It’s time for Mushroom Madness

Among other things, the months of April and May in Indiana are noted for a singular pastime that is pursued with almost religious fervor: morel mushroom hunting.

Once the “sponges” start popping, starting south and working northward, mushroom hunters begin sneaking through every patch of woods and trees in the state hoping to find the elusive morel. If they find them, the notoriously tight-lipped hunters won’t share a sliver of information even under threat of physical harm.

Though he probably won’t tell you his own top-secret “honey holes,” one person who does love to share information about morel mushrooms is Tom Nauman of Morel Mania, Inc. Tom is a well-known lecturer on the subject of mushroom hunting and runs the business We caught up with Tom and asked him about his ideas for finding morel mushrooms.

When asked about his personal favorite location to find mushroom, Nauman is quick to the point. “Short answer is ‘In the woods,’” he says. “The truth is that morels are wherever you find them. I have seen morels growing through the dirt floor of a garage, through a crack in a cement driveway and even in the window well of a basement. But, if you want to find a lot of them, you’ll be near an elm tree that has died within the past five years; an ash tree, a tulip poplar, a cotton wood, or an ancient apple orchard. There are others too, but those are the most common.”
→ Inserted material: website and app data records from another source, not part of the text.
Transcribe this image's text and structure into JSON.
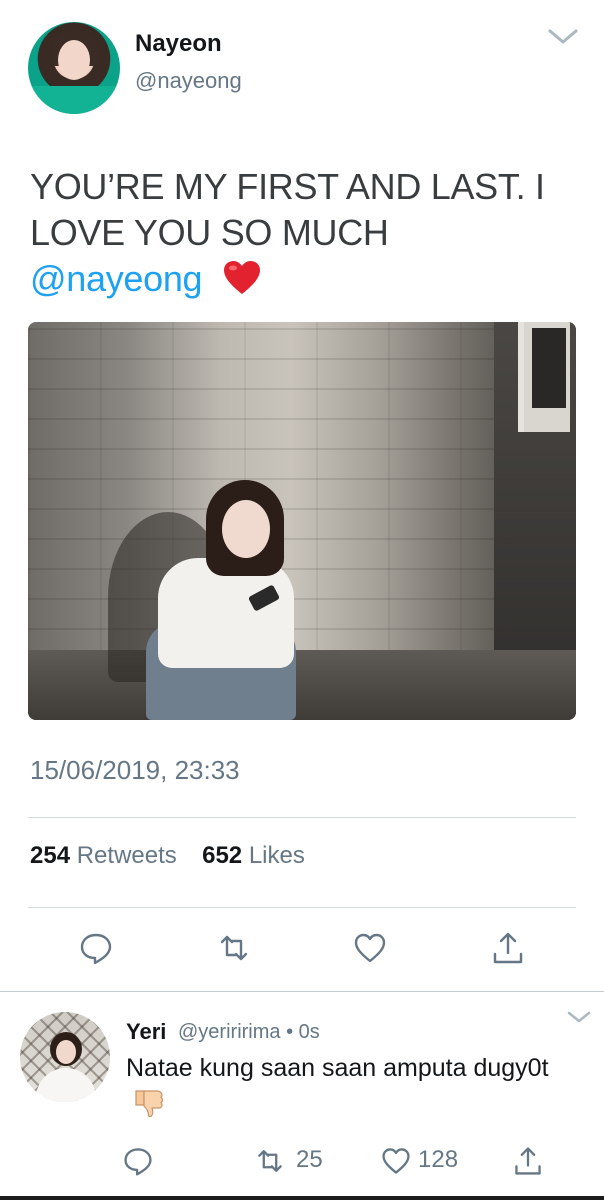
{
  "tweet": {
    "author_name": "Nayeon",
    "author_handle": "@nayeong",
    "text": "YOU’RE MY FIRST AND LAST. I LOVE YOU SO MUCH",
    "mention": "@nayeong",
    "emoji": "red-heart",
    "timestamp": "15/06/2019, 23:33",
    "retweets_count": "254",
    "retweets_label": "Retweets",
    "likes_count": "652",
    "likes_label": "Likes"
  },
  "reply": {
    "author_name": "Yeri",
    "author_handle": "@yeriririma",
    "separator": "•",
    "time": "0s",
    "text": "Natae kung saan saan amputa dugy0t",
    "emoji": "thumbs-down",
    "retweets_count": "25",
    "likes_count": "128"
  },
  "icons": {
    "reply": "speech-bubble-icon",
    "retweet": "retweet-icon",
    "like": "heart-icon",
    "share": "share-icon",
    "more": "chevron-down-icon"
  },
  "colors": {
    "link": "#1da1f2",
    "secondary_text": "#657786",
    "primary_text": "#14171a",
    "divider": "#d3dbe1"
  }
}
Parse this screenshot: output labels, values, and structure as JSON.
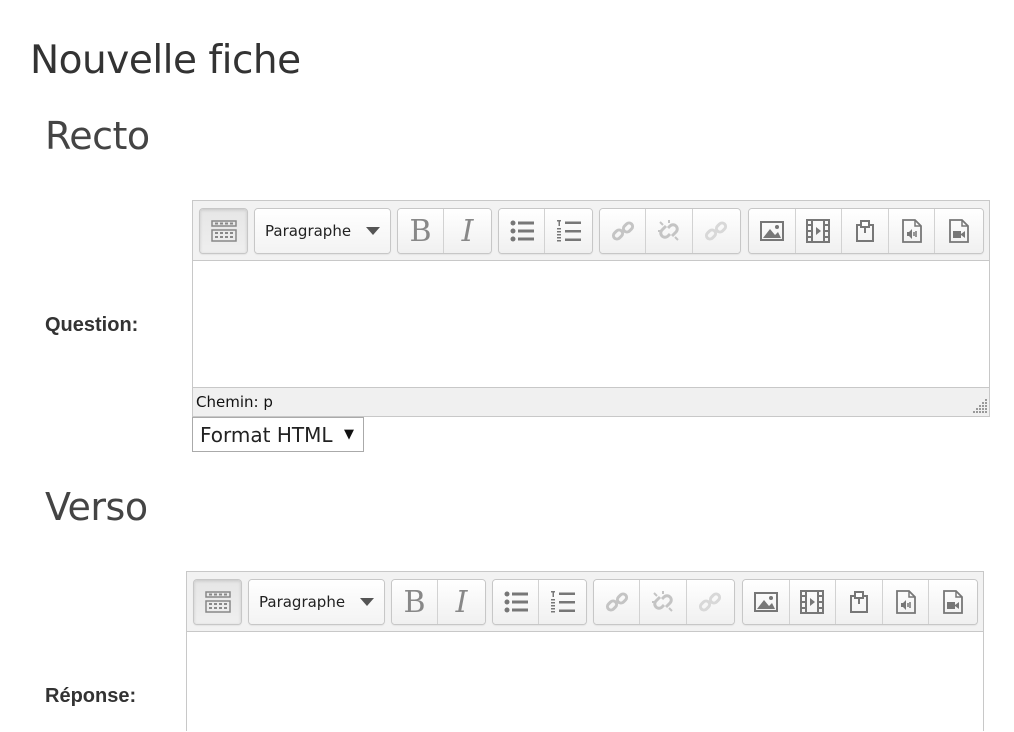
{
  "page": {
    "title": "Nouvelle fiche"
  },
  "recto": {
    "title": "Recto",
    "field_label": "Question:",
    "editor": {
      "block_format": "Paragraphe",
      "status_path": "Chemin: p"
    },
    "text_format": "Format HTML"
  },
  "verso": {
    "title": "Verso",
    "field_label": "Réponse:",
    "editor": {
      "block_format": "Paragraphe"
    }
  },
  "toolbar": {
    "toggle_icon": "toolbar-toggle-icon",
    "bold_label": "B",
    "italic_label": "I",
    "icons": [
      "bullet-list-icon",
      "numbered-list-icon",
      "link-icon",
      "unlink-icon",
      "anchor-icon",
      "image-icon",
      "media-icon",
      "paste-icon",
      "audio-record-icon",
      "video-record-icon"
    ]
  }
}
He is also quick to point out that getting out in the woods and hunting is more important than the specific spot, though local knowledge does play a part. He notes, “Finding morels is about 90% luck. The other 10% is knowing when and where to get lucky at.”

The other key factor is weather. There are as many theories of ideal mushroom growing weather conditions as there are mushroom hunters but Nauman is quite specific on the key triggers he uses when planning a hunt. “(I look for) overnight lows above 55 degrees,” he said, along with “daytime highs below 70 degrees. An inch of rain every three days.”

Nauman, based in central Illinois, will be in Indiana several times during the upcoming season. He recommends the Simply Music Simply Mushrooms Festival April 24-26 in Brown County, Indiana (see related article) as an excellent opportunity for novice mushroom hunters to learn from the experts.

He also noted that, as a last resort, “…for those who can’t find any, there is an auction of fresh morels at the Mansfield Mushroom Festival April 25 & 26 in Parke County, Indiana.”